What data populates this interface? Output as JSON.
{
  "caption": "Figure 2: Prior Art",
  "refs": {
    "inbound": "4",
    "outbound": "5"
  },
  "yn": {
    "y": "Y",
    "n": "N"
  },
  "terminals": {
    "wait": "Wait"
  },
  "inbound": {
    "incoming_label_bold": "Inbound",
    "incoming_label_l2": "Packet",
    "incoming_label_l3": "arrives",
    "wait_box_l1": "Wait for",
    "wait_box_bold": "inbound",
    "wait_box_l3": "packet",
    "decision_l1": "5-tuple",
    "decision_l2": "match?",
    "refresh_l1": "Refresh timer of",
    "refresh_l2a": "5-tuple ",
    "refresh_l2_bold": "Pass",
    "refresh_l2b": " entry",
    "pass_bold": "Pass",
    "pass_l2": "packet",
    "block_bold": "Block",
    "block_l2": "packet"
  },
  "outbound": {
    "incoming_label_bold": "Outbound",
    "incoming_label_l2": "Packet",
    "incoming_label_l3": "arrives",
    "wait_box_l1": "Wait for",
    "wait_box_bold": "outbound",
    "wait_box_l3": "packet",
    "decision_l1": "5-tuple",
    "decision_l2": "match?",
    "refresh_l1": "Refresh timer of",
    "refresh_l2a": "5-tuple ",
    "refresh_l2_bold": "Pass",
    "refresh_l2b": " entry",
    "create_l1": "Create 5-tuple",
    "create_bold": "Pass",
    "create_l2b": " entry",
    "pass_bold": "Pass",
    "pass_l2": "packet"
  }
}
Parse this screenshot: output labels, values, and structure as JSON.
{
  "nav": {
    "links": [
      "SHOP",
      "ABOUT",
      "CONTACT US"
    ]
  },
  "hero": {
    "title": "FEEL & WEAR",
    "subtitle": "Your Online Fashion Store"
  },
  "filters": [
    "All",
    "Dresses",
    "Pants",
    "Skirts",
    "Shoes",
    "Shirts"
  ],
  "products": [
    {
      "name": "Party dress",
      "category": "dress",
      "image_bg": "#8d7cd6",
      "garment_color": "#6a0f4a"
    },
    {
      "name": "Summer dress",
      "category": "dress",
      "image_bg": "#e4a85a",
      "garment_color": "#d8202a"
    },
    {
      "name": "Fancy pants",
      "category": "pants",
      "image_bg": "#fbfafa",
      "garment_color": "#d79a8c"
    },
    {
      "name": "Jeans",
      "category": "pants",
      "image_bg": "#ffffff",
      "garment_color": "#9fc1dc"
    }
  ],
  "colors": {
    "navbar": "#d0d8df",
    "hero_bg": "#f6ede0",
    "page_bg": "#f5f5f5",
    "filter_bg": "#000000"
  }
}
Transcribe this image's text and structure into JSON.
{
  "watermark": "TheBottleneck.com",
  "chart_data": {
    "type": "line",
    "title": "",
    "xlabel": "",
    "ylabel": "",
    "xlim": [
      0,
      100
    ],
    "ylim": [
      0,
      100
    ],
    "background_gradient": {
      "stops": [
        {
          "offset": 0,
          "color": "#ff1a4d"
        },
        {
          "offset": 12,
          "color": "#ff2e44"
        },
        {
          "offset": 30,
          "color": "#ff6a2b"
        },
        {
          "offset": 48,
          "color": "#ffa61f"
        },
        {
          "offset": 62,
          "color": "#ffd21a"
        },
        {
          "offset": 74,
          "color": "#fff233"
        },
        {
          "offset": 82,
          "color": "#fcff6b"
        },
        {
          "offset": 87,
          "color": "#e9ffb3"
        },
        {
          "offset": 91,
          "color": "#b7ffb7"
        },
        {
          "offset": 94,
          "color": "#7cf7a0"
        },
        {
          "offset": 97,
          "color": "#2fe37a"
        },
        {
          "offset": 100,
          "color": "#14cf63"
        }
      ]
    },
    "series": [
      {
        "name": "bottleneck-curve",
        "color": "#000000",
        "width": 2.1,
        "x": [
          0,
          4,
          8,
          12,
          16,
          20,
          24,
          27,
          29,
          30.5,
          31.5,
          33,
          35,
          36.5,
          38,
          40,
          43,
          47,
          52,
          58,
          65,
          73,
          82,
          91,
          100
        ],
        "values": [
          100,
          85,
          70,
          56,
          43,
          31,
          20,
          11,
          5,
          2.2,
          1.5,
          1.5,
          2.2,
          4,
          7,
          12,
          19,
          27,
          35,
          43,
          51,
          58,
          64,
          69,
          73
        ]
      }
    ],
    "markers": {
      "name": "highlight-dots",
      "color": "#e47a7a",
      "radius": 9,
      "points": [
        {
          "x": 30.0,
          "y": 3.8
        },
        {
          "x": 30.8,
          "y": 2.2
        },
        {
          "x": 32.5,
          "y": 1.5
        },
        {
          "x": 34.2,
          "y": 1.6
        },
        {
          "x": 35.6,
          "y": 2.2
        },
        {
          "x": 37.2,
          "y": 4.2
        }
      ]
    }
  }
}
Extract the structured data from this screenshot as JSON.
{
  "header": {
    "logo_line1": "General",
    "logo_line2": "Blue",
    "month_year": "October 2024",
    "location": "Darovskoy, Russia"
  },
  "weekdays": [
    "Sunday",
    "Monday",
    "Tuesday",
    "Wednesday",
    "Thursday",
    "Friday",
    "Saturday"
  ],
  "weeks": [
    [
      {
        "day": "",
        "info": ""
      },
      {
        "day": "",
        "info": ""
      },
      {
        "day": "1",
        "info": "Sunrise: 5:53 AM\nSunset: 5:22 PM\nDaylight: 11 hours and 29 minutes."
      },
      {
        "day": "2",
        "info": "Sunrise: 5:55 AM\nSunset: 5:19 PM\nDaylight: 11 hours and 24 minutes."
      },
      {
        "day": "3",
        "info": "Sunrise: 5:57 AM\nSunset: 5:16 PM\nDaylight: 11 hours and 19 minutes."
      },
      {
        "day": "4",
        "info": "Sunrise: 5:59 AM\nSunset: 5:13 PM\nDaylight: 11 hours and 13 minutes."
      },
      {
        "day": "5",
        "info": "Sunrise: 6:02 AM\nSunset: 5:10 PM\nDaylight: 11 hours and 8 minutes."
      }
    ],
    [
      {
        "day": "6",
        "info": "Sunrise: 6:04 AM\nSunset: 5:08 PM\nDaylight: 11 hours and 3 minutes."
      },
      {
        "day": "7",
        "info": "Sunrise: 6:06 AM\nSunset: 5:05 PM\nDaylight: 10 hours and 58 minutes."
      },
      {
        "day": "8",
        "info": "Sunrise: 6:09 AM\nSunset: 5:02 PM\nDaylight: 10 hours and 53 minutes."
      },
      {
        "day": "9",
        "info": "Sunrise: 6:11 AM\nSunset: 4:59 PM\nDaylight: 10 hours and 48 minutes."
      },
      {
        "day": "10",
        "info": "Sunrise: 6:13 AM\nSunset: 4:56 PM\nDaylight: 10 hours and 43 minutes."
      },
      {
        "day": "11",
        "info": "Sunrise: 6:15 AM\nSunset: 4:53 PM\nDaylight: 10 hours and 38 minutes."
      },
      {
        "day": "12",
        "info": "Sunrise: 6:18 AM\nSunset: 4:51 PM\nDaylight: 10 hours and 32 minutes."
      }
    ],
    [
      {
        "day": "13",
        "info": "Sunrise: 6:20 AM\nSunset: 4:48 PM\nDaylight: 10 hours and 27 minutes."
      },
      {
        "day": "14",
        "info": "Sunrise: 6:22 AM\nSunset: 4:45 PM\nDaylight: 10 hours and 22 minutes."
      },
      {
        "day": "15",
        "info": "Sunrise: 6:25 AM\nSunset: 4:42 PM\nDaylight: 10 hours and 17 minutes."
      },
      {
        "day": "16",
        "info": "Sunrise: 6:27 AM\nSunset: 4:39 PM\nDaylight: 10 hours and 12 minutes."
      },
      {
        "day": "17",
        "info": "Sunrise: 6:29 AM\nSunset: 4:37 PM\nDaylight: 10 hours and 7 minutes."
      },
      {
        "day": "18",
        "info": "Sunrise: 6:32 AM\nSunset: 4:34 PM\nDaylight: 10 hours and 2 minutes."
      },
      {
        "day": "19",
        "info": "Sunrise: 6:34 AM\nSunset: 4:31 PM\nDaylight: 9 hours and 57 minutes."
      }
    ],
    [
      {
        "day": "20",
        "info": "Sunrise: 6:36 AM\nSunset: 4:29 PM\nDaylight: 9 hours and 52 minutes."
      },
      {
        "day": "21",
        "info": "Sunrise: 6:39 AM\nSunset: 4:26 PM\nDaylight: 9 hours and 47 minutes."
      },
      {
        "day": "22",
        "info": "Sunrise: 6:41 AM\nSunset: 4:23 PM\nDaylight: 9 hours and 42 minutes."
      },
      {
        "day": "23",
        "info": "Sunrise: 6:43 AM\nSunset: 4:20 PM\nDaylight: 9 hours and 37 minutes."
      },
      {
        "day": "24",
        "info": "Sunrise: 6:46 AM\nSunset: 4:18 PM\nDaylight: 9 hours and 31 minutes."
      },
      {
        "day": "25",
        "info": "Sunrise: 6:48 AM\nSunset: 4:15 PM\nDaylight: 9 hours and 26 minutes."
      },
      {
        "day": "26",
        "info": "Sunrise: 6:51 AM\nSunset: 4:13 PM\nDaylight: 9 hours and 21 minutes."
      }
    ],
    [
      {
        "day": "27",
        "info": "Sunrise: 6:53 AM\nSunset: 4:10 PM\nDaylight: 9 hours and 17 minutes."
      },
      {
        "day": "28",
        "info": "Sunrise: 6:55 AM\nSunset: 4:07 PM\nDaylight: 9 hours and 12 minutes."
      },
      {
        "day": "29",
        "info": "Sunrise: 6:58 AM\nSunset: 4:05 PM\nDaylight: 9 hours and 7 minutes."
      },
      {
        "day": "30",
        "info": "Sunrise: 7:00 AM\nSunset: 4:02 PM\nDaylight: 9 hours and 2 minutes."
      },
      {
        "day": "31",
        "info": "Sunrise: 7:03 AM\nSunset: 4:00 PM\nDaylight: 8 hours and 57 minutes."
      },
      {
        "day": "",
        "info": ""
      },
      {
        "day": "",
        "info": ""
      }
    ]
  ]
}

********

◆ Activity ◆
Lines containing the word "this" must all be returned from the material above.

◆ Finished exercise ◆
What data populates this interface? Output as JSON.
Parse this screenshot: output labels, values, and structure as JSON.
Transcribe this image's text and structure into JSON.
Extract the structured data from this screenshot as JSON.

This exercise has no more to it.